● **The task**
In the entries below, the word "JSON" appears on some lines. Copy each of those lines.

● **Data section**
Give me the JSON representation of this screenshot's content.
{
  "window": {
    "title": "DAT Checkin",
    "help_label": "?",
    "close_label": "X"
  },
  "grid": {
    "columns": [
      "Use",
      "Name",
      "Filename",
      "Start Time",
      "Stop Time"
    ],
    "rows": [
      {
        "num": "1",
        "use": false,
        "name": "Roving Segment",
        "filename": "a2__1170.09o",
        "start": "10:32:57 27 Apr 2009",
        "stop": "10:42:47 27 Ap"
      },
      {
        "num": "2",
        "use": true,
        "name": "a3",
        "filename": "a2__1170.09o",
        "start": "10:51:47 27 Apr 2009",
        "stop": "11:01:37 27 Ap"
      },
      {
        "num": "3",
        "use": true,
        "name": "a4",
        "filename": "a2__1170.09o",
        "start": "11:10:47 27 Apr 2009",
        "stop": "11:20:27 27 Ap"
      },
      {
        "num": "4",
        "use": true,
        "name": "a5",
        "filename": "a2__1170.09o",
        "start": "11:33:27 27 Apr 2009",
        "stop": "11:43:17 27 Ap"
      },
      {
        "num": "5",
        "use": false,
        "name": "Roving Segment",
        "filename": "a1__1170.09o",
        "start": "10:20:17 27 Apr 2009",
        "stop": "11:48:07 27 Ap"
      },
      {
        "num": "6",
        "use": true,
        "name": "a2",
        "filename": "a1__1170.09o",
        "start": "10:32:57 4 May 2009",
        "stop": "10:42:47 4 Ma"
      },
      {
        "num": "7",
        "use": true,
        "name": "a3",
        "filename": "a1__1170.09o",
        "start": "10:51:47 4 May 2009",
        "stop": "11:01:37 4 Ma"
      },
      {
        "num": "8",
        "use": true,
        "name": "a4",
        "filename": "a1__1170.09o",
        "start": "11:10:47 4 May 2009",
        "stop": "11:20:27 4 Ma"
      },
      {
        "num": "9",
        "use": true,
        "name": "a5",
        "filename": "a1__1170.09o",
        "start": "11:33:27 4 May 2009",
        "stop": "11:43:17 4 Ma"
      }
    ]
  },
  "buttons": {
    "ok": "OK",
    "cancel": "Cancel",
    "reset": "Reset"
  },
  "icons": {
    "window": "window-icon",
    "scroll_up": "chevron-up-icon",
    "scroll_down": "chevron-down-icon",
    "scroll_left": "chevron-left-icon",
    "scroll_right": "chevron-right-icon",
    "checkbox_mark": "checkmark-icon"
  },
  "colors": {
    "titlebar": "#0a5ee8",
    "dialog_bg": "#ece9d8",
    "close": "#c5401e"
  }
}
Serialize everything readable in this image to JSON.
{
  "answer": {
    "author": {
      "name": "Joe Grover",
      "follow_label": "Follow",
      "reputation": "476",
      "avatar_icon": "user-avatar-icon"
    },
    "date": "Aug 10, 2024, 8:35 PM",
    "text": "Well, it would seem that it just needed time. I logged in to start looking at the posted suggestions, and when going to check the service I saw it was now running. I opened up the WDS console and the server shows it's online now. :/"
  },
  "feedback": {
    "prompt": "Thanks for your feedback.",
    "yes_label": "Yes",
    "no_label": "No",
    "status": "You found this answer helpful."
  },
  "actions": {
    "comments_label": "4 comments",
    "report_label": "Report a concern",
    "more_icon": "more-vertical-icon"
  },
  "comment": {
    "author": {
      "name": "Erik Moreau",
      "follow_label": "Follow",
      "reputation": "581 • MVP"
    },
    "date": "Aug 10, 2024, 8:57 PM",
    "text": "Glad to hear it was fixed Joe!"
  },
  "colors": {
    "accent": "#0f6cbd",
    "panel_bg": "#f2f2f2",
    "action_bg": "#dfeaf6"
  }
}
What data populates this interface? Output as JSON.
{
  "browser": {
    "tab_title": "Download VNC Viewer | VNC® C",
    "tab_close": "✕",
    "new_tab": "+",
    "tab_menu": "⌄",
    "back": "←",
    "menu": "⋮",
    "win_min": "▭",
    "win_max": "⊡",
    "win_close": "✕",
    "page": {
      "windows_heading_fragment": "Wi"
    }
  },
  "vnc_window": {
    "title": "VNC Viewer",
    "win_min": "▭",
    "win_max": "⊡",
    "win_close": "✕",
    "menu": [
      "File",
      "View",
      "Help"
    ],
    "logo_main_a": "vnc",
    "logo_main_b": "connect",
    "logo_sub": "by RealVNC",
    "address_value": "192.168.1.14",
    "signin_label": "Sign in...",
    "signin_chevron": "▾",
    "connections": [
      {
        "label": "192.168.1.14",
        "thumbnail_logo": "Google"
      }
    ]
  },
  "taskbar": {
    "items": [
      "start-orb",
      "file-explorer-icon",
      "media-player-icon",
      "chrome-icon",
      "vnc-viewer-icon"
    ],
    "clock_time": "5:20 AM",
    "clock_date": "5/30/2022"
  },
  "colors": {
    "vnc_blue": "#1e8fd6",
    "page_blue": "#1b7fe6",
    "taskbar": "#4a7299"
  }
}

● **Answer box**
Give me the JSON representation of this screenshot's content.
Serialize everything readable in this image to JSON.
What data populates this interface? Output as JSON.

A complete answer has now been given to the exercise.